  38. Nietzsche, Friedrich. 1968. The Will to Power. New York: Vintage Books.Google Scholar
  39. ———. 1989. Beyond Good and Evil. Prelude to a Philosophy of the Future. New York: Vintage Books.Google Scholar
  40. OECD. 2002. Frascati Manual 2002. Proposed Standard Practice for Surveys on Research and Experimental Studies Development. http://www.oecd-ilibrary.org/science-and-technology/frascati-manual-2002_9789264199040-en. Accessed 12 May 2014.
  41. Perls, Fritz. 1973. The Gestalt Approach & Eye Witness to Therapy. Palo Alto: Science and Behavior Books.Google Scholar
  42. Rogers, Carl R. 1995a. A Way of Being. Boston: Houghton Mifflin Company.Google Scholar
  43. ———. 1995b. On Becoming a Person. A Therapist’s View of Psychotherapy. Boston: Houghton Mifflin Company.Google Scholar
  44. Romanyshyn, Robert D. 2007. The Wounded Researcher. Research with Soul in Mind. New Orleans: Spring Journal Books.Google Scholar
  45. Roth, Gabrielle. 1998a. Maps to Ecstasy. A Healing Journey for the Untamed Spirit. Novato: New World Library.Google Scholar
  46. ———. 1998b. Sweat Your Prayers. Movement as Spiritual Practice. New York: Jeremy P. Tarcher/Putnam.Google Scholar
  47. ———. 2004. Connections. The Five Threads of Intuitive Wisdom. New York: Penguin.Google Scholar
  48. Thurschwell, Pamela. 2009. Sigmund Freud. London: Routledge.Google Scholar
  49. Todres, Les. 2007. Embodied Enquiry. Phenomenological Touchstones for Research, Psychotherapy and Spirituality. London: Palgrave Macmillan.Google Scholar
  50. Tzu, Lao. 2008. Tao to Ching. New York: Jeremy P. Tarcher/Penguin.Google Scholar
  51. UNESCO Chair for Peace Studies. 2014. Elicitive Conflict Mapping. https://www.uibk.ac.at/peacestudies/ecm/principles/. Accessed 10 Mar 2016.
  52. Vaughan, Frances. 2000. The Inward Arc. Healing in Psychotherapy and Spirituality. Lincoln: Backinprint.com.Google Scholar
  53. Walch, Sylvester. 2003. Dimensionen der menschlichen Seele. Transpersonale Psychologie und Holotropes Atmen. Düsseldorf: Walter.Google Scholar
  54. Wilber, Ken. 2001. A Theory of Everything: An Integral Vision for Business, Politics, Science and Spirituality. Boston: Shambhala.Google Scholar
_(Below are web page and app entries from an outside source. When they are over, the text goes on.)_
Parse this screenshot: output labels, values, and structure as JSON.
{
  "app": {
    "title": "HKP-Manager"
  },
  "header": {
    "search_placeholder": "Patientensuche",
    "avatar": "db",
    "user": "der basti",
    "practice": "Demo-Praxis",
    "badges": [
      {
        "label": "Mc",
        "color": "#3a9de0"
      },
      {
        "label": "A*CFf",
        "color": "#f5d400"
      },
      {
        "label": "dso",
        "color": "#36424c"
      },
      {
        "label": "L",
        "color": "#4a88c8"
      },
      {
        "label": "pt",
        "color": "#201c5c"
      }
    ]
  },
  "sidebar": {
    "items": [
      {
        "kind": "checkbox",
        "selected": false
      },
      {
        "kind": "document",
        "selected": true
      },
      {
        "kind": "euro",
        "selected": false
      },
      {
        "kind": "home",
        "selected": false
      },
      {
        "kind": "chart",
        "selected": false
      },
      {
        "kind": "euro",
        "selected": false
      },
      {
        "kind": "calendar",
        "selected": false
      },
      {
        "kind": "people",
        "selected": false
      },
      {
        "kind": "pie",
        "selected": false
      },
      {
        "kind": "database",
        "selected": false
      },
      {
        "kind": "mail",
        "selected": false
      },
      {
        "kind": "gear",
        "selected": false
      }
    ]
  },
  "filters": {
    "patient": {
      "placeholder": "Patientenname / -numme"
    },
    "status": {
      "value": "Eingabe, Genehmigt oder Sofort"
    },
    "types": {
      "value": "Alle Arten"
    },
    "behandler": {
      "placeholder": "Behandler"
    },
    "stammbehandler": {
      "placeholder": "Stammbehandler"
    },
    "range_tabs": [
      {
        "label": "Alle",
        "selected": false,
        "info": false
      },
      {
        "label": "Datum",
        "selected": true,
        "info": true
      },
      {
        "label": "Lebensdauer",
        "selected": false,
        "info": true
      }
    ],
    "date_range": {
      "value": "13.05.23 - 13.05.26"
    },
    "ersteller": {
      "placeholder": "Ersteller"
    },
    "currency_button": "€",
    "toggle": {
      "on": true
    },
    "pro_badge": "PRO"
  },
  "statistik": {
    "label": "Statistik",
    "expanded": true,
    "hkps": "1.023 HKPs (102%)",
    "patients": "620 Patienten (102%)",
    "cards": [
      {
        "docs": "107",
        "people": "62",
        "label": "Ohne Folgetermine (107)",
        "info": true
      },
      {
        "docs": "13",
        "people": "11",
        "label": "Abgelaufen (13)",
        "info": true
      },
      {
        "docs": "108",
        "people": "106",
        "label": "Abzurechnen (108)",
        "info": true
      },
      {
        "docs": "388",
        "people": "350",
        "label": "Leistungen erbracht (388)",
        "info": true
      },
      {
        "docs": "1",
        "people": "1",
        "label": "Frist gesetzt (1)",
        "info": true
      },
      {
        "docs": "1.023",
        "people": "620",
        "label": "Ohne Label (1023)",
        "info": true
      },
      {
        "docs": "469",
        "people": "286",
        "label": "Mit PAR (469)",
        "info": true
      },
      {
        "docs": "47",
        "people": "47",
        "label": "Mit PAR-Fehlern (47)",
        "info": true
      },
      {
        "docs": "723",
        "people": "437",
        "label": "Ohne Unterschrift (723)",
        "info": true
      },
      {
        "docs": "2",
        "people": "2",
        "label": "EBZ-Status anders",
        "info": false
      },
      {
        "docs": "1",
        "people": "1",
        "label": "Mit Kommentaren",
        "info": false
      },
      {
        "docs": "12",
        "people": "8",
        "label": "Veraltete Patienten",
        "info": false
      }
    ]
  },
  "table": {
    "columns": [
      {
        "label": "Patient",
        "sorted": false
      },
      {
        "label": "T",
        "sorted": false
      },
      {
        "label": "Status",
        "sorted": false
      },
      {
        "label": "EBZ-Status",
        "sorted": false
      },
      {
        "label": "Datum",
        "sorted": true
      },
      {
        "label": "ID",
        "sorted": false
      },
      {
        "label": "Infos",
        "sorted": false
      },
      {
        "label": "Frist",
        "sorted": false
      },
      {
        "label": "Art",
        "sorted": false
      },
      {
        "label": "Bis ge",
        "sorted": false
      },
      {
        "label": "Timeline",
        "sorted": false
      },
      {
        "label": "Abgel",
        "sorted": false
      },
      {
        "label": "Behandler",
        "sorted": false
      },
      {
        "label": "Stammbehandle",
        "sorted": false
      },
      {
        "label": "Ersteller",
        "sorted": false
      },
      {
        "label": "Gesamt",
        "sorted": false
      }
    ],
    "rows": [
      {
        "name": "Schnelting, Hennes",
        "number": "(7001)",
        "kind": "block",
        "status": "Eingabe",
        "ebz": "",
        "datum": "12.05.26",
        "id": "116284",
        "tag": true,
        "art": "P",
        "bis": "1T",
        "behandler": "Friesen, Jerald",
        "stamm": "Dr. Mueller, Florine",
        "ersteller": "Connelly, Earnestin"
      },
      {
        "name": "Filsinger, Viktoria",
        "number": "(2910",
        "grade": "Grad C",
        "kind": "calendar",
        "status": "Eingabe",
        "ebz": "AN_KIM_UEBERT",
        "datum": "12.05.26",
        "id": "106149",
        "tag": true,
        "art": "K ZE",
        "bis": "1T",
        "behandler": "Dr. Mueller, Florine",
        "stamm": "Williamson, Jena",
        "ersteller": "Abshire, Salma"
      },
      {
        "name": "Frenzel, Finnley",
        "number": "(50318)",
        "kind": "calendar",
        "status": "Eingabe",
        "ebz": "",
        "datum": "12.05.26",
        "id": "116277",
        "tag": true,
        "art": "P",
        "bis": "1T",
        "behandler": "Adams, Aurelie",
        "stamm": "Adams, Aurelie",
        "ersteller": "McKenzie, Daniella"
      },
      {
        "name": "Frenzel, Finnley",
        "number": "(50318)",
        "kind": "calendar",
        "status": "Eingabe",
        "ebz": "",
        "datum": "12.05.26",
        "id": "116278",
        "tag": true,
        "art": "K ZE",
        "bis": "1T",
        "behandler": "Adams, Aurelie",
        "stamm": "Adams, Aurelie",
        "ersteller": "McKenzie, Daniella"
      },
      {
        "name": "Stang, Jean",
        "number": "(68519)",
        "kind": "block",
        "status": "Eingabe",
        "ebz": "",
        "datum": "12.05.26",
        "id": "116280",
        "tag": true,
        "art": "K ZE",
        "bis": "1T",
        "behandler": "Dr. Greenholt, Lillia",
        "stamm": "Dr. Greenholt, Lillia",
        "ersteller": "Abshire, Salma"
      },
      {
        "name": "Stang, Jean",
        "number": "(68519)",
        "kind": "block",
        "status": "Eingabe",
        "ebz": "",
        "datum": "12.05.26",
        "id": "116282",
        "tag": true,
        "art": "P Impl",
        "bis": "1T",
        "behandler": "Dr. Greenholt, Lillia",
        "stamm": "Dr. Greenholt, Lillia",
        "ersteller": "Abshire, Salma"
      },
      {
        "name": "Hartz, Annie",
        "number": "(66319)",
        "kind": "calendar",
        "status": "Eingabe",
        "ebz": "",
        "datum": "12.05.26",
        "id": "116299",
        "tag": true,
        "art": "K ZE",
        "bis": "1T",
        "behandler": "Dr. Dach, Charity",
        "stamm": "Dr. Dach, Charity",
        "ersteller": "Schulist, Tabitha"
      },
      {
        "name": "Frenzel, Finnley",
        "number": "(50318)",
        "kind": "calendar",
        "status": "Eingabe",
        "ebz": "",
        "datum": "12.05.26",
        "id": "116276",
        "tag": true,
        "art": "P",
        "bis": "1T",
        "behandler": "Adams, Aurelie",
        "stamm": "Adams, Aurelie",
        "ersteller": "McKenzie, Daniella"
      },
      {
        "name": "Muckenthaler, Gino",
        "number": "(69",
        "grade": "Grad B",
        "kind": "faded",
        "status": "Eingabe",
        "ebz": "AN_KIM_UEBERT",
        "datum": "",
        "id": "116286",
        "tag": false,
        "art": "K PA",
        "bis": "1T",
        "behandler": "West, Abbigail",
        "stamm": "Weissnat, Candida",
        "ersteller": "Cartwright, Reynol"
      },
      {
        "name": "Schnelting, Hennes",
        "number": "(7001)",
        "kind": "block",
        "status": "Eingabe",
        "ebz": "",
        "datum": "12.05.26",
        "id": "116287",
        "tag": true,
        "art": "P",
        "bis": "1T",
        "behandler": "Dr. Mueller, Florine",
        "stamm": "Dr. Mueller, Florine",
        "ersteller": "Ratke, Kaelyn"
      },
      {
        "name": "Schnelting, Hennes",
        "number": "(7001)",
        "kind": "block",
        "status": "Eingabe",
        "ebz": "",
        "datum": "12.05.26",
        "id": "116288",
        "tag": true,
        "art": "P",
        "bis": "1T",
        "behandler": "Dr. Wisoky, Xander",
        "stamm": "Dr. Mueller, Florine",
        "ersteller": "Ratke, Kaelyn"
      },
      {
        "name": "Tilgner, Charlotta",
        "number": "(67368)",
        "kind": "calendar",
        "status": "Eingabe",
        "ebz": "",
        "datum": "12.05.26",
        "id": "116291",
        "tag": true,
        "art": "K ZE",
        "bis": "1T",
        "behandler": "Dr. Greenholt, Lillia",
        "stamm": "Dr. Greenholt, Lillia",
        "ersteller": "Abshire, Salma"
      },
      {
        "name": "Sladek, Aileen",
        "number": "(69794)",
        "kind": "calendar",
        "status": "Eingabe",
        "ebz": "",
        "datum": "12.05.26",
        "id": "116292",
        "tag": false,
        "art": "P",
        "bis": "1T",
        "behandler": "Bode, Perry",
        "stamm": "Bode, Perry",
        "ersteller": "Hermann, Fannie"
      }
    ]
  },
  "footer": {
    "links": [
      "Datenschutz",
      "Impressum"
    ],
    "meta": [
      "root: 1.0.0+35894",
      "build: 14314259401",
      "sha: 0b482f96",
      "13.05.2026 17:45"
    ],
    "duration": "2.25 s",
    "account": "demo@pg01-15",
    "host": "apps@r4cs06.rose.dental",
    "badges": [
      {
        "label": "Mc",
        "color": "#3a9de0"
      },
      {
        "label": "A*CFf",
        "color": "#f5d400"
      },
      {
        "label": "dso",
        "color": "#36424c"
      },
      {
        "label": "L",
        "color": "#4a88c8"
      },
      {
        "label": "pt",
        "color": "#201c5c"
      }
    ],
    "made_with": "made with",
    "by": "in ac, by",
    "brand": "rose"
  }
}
Copyright information

© The Author(s) 2018

Authors and Affiliations

  • Norbert Koppensteiner
    • 1
  1. 1.University of InnsbruckInnsbruckAustria

Personalised recommendations